## ASSIGNMENT:
Check every line of the entries below for "priority", and copy the lines that have it.

## EXERCISE INPUT:
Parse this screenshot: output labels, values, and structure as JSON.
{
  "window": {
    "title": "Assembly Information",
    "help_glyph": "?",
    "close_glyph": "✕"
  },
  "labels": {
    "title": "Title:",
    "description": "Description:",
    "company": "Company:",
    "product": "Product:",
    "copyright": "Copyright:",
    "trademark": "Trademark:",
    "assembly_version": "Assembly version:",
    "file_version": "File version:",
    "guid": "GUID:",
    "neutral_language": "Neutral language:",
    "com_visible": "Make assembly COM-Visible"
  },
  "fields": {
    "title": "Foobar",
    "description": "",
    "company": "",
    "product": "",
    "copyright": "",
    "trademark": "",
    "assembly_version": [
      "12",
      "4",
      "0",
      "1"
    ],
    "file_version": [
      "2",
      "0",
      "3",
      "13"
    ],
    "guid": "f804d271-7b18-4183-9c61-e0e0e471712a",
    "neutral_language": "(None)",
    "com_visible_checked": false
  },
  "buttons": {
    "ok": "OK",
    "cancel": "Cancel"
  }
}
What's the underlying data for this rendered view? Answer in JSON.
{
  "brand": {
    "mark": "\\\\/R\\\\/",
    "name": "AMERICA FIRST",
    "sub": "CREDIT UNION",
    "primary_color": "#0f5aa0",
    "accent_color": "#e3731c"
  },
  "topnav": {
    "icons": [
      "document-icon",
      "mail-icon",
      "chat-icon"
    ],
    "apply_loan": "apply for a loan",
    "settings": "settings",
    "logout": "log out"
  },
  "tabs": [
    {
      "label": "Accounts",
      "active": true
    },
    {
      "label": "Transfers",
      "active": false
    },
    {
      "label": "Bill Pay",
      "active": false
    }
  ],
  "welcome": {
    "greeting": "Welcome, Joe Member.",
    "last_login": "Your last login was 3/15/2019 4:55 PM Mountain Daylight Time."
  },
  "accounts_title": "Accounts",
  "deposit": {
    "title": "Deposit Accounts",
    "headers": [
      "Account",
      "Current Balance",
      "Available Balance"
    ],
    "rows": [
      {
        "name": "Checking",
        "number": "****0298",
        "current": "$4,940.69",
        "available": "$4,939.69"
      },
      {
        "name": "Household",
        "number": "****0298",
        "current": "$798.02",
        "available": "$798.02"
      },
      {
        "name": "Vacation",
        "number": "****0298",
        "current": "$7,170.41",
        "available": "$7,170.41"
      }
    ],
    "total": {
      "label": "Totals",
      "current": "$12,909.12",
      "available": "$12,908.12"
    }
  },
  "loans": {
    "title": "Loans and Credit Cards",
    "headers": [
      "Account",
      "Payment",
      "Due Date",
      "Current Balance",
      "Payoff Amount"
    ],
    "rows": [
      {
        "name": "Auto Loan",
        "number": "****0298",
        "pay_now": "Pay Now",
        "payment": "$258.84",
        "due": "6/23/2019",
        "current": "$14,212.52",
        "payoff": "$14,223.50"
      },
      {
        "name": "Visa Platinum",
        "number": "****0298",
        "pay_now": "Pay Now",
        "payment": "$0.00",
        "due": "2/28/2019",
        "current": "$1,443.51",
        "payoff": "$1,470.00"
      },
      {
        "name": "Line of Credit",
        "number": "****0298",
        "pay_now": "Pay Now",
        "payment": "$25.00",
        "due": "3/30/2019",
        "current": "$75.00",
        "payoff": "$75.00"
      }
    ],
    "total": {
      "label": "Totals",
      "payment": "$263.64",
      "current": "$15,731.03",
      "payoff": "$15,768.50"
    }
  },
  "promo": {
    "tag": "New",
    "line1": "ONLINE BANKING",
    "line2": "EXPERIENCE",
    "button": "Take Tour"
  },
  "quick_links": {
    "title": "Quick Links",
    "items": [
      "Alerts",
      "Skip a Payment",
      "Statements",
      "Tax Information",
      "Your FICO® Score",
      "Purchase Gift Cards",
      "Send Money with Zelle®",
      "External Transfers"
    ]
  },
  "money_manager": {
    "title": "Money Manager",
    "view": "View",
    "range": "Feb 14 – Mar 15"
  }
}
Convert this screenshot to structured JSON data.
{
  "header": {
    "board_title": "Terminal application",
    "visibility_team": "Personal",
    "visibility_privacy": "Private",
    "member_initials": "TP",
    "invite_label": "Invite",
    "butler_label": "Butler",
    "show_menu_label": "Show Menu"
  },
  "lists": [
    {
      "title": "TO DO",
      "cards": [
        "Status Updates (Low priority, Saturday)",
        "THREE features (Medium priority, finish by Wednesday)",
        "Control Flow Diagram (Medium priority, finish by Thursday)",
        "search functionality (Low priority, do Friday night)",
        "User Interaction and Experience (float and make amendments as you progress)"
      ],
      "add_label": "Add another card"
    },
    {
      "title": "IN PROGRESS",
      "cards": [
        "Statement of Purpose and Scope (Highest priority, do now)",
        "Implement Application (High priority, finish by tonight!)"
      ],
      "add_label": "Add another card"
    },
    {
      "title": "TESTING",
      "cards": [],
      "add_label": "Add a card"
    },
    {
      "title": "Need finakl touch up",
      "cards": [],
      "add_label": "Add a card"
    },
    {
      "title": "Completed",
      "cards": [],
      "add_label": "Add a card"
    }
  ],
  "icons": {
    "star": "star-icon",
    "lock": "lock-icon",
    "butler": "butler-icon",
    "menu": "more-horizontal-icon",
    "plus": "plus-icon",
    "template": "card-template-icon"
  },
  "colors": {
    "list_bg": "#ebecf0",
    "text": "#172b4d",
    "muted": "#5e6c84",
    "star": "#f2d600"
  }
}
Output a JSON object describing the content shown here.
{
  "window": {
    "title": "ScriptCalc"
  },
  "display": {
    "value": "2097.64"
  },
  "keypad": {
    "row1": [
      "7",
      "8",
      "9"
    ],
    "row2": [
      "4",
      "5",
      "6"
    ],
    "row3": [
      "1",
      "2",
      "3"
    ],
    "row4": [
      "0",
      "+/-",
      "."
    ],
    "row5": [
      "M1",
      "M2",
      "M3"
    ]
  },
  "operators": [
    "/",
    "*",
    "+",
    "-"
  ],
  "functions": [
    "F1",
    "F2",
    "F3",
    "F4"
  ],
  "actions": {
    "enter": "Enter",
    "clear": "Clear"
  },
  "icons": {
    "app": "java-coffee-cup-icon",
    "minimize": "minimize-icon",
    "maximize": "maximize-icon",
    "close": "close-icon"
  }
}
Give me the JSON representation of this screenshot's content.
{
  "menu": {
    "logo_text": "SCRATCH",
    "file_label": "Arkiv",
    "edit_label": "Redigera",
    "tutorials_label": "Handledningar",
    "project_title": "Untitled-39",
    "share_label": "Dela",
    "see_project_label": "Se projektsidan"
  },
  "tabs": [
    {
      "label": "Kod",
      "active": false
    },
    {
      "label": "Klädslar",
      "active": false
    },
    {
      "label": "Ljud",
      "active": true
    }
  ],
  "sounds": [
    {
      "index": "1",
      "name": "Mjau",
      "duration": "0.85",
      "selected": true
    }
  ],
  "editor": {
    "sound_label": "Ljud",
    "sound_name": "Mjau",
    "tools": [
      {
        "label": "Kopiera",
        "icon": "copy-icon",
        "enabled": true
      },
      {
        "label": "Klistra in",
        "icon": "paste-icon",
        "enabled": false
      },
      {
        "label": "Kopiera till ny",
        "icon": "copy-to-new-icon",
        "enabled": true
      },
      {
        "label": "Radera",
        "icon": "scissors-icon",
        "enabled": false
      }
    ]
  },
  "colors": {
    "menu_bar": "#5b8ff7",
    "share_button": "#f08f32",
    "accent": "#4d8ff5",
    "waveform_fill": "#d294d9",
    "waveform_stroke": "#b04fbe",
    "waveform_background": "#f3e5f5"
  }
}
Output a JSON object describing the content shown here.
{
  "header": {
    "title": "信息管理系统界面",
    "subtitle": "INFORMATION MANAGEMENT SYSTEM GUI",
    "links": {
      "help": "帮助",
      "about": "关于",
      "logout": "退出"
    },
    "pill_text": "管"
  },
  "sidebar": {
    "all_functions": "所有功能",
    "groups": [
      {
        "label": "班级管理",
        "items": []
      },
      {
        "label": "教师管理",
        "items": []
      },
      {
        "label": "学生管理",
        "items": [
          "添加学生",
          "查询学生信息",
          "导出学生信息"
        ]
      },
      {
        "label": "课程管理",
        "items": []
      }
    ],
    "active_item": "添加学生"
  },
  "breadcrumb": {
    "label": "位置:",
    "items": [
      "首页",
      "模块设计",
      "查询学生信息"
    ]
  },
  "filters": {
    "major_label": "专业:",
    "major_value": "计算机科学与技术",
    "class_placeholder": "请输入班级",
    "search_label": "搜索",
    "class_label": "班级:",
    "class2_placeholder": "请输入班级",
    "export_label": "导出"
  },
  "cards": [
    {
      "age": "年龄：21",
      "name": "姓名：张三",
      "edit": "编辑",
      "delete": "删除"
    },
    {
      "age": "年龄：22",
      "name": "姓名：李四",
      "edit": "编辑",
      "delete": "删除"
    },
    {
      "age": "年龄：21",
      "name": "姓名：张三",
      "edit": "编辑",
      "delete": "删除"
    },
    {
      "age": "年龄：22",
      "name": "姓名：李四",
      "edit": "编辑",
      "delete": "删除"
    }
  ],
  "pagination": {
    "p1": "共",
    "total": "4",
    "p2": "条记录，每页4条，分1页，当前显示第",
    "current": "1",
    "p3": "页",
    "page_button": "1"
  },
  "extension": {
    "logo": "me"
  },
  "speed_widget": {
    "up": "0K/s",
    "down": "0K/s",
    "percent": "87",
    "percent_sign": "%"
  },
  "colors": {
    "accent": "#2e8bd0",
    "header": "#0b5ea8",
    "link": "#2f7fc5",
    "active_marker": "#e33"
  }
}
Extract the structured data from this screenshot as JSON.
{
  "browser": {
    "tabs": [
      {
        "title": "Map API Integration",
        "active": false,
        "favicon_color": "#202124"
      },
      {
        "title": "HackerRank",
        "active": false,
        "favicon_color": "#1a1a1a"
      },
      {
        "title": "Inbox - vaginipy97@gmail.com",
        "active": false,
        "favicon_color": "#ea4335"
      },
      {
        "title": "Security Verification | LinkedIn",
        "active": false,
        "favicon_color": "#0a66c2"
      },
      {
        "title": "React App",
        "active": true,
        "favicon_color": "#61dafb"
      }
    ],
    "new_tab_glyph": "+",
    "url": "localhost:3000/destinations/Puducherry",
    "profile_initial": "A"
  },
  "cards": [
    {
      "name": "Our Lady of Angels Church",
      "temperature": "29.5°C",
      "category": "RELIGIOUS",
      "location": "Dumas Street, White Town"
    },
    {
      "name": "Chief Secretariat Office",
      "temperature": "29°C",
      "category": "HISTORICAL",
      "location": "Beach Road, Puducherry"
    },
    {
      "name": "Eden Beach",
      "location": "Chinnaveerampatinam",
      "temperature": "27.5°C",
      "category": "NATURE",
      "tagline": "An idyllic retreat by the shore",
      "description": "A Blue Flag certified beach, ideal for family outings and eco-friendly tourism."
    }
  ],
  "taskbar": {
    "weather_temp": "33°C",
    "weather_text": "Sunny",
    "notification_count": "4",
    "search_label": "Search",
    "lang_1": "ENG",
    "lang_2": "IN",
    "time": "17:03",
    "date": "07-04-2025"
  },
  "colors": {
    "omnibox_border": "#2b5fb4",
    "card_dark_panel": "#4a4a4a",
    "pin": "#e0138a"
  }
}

## RESPONSE TO THIS EXERCISE:
        "Status Updates (Low priority, Saturday)",
        "THREE features (Medium priority, finish by Wednesday)",
        "Control Flow Diagram (Medium priority, finish by Thursday)",
        "search functionality (Low priority, do Friday night)",
        "Statement of Purpose and Scope (Highest priority, do now)",
        "Implement Application (High priority, finish by tonight!)"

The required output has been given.